A recent systematic review and meta-analysis found there was a lack of consensus regarding risk factors for cerebral vasospasm in aneurysmal subarachnoid hemorrhage (aSAH).
To identify risk factors associated with increased likelihood of cerebral vasospasm following aSAH using the largest, all-payer, inpatient database in the U.S.
The Nationwide Readmissions Database (2016) was queried using ICD-10 codes to identify patients (age ≥ 18) treated (coiling or clipping) for aSAH. Exposure variables included demographics, comorbidities, location and clinical grade of aSAH, treatment type, and laboratory anomalies. Multivariable analysis was conducted to identify factors independently associated with cerebral vasospasm (ICD-10 code I67.84).
The rate of vasospasm was 28.1% in 8,346 patients with treated aSAH. In multivariable analysis, vasospasm risk was inversely proportional to age (P<0.001). Substance abuse, particularly tobacco smoking and cocaine, were associated with vasospasm (P<0.05). Advanced SAH severity (Hunt Hess 2 or greater) approximately doubled risk of vasospasm (P<0.001). Poor hemodynamic status, including anemia (OR: 1.8), hypovolemia (OR: 1.6), and hypotension (OR: 1.4) were correlated with vasospasm. Laboratory abnormalities, including leukocytosis (OR: 1.3), hyponatremia (OR: 1.4), and hypokalemia (OR: 1.3) were associated with vasospasm (all P<0.05).

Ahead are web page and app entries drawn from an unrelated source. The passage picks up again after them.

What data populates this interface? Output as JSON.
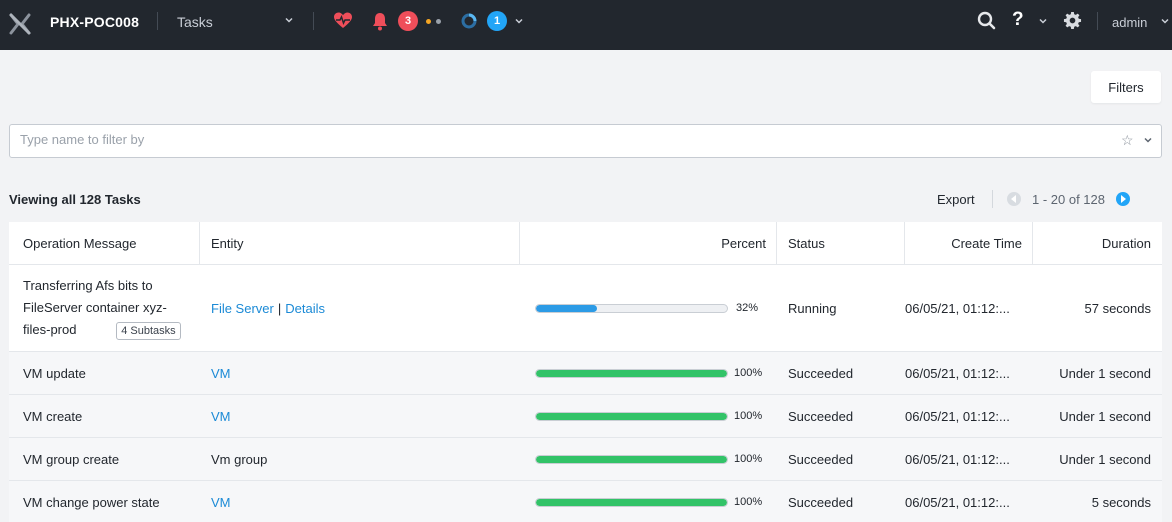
{
  "topbar": {
    "cluster_name": "PHX-POC008",
    "nav_label": "Tasks",
    "alerts_count": "3",
    "tasks_count": "1",
    "user": "admin"
  },
  "toolbar": {
    "filters_label": "Filters",
    "search_placeholder": "Type name to filter by",
    "viewing_label": "Viewing all 128 Tasks",
    "export_label": "Export",
    "page_range": "1 - 20 of 128"
  },
  "table": {
    "headers": {
      "operation": "Operation Message",
      "entity": "Entity",
      "percent": "Percent",
      "status": "Status",
      "create_time": "Create Time",
      "duration": "Duration"
    },
    "rows": [
      {
        "operation_lines": [
          "Transferring Afs bits to",
          "FileServer container xyz-",
          "files-prod"
        ],
        "subtasks": "4 Subtasks",
        "entity_link": "File Server",
        "entity_sep": "|",
        "entity_link2": "Details",
        "percent": 32,
        "percent_label": "32%",
        "status": "Running",
        "create_time": "06/05/21, 01:12:...",
        "duration": "57 seconds"
      },
      {
        "operation": "VM update",
        "entity_link": "VM",
        "percent": 100,
        "percent_label": "100%",
        "status": "Succeeded",
        "create_time": "06/05/21, 01:12:...",
        "duration": "Under 1 second"
      },
      {
        "operation": "VM create",
        "entity_link": "VM",
        "percent": 100,
        "percent_label": "100%",
        "status": "Succeeded",
        "create_time": "06/05/21, 01:12:...",
        "duration": "Under 1 second"
      },
      {
        "operation": "VM group create",
        "entity_text": "Vm group",
        "percent": 100,
        "percent_label": "100%",
        "status": "Succeeded",
        "create_time": "06/05/21, 01:12:...",
        "duration": "Under 1 second"
      },
      {
        "operation": "VM change power state",
        "entity_link": "VM",
        "percent": 100,
        "percent_label": "100%",
        "status": "Succeeded",
        "create_time": "06/05/21, 01:12:...",
        "duration": "5 seconds"
      }
    ]
  },
  "colors": {
    "topbar_bg": "#22272e",
    "accent_blue": "#22a5f7",
    "alert_red": "#ef4e5a",
    "progress_running": "#2c9be6",
    "progress_success": "#32c368"
  },
  "icons": [
    "x-logo-icon",
    "chevron-down-icon",
    "heartbeat-icon",
    "bell-icon",
    "status-dot-icon",
    "task-ring-icon",
    "search-icon",
    "help-icon",
    "gear-icon",
    "star-icon",
    "prev-page-icon",
    "next-page-icon"
  ]
}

In the first nationwide analysis of cerebral vasospasm, risk factors included younger age, female sex, smoking history, hemodynamic compromise, and clinical severity of aSAH. Recently proposed biomarkers, including leukocytosis and hypokalemia, were supported by our findings. This study may assist risk-stratification and earlier detection of vasospasm.
Copyright © 2020. Published by Elsevier Inc.